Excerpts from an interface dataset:
= Beginning of Section =

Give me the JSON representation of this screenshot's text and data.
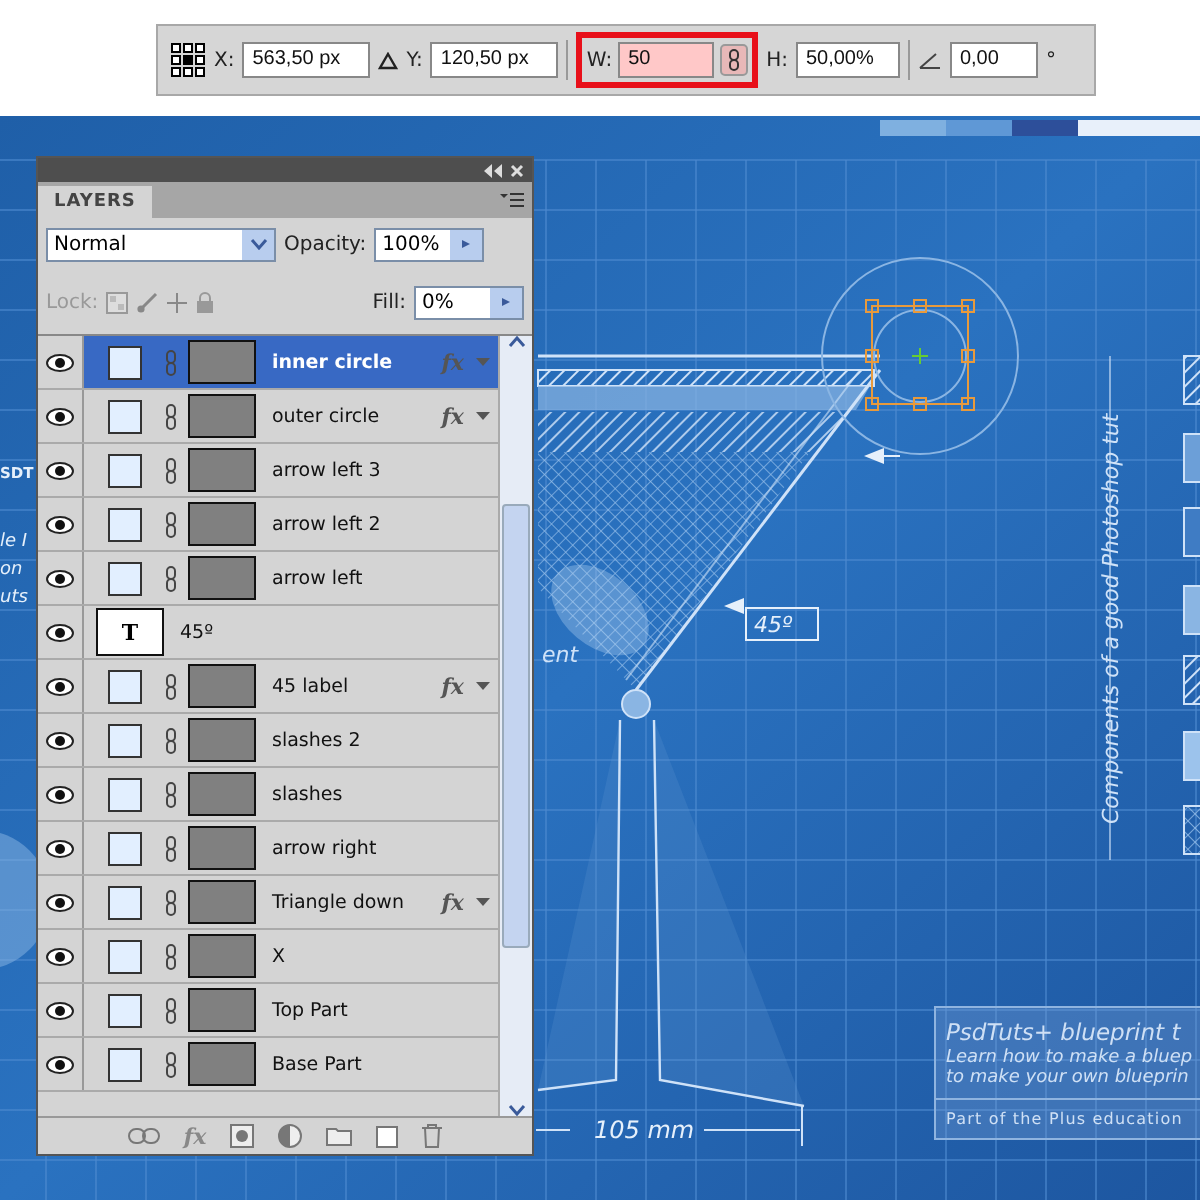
{
  "toolbar": {
    "fields": [
      {
        "label": "X:",
        "value": "563,50 px",
        "highlighted": false
      },
      {
        "label": "Y:",
        "value": "120,50 px",
        "highlighted": false
      },
      {
        "label": "W:",
        "value": "50",
        "highlighted": true
      },
      {
        "label": "H:",
        "value": "50,00%",
        "highlighted": false
      },
      {
        "value": "0,00",
        "highlighted": false
      }
    ],
    "unit": "°"
  },
  "layers_panel": {
    "tab": "LAYERS",
    "blend_mode": "Normal",
    "opacity_label": "Opacity:",
    "opacity": "100%",
    "lock_label": "Lock:",
    "fill_label": "Fill:",
    "fill": "0%",
    "footer_fx": "fx",
    "layers": [
      {
        "name": "inner circle",
        "kind": "shape",
        "selected": true,
        "visible": true,
        "effects": "fx"
      },
      {
        "name": "outer circle",
        "kind": "shape",
        "selected": false,
        "visible": true,
        "effects": "fx"
      },
      {
        "name": "arrow left 3",
        "kind": "shape",
        "selected": false,
        "visible": true
      },
      {
        "name": "arrow left 2",
        "kind": "shape",
        "selected": false,
        "visible": true
      },
      {
        "name": "arrow left",
        "kind": "shape",
        "selected": false,
        "visible": true
      },
      {
        "name": "45º",
        "kind": "text",
        "selected": false,
        "visible": true,
        "thumb_letter": "T"
      },
      {
        "name": "45 label",
        "kind": "shape",
        "selected": false,
        "visible": true,
        "effects": "fx"
      },
      {
        "name": "slashes 2",
        "kind": "shape",
        "selected": false,
        "visible": true
      },
      {
        "name": "slashes",
        "kind": "shape",
        "selected": false,
        "visible": true
      },
      {
        "name": "arrow right",
        "kind": "shape",
        "selected": false,
        "visible": true
      },
      {
        "name": "Triangle down",
        "kind": "shape",
        "selected": false,
        "visible": true,
        "effects": "fx"
      },
      {
        "name": "X",
        "kind": "shape",
        "selected": false,
        "visible": true
      },
      {
        "name": "Top Part",
        "kind": "shape",
        "selected": false,
        "visible": true
      },
      {
        "name": "Base Part",
        "kind": "shape",
        "selected": false,
        "visible": true
      }
    ]
  },
  "canvas": {
    "left_fragments": [
      "SDT",
      "le I",
      "on",
      "uts"
    ],
    "cut_label": "ent",
    "angle_label": "45º",
    "width_label": "105 mm",
    "vertical_caption": "Components of a good Photoshop tut",
    "info_box": {
      "title": "PsdTuts+ blueprint t",
      "lines": [
        "Learn how to make a bluep",
        "to make your own blueprin"
      ],
      "footer": "Part of the Plus education"
    }
  }
}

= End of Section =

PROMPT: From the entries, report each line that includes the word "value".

RESULT OF THE EXERCISE:
        "value": "563,50 px",
        "value": "120,50 px",
        "value": "50",
        "value": "50,00%",
        "value": "0,00",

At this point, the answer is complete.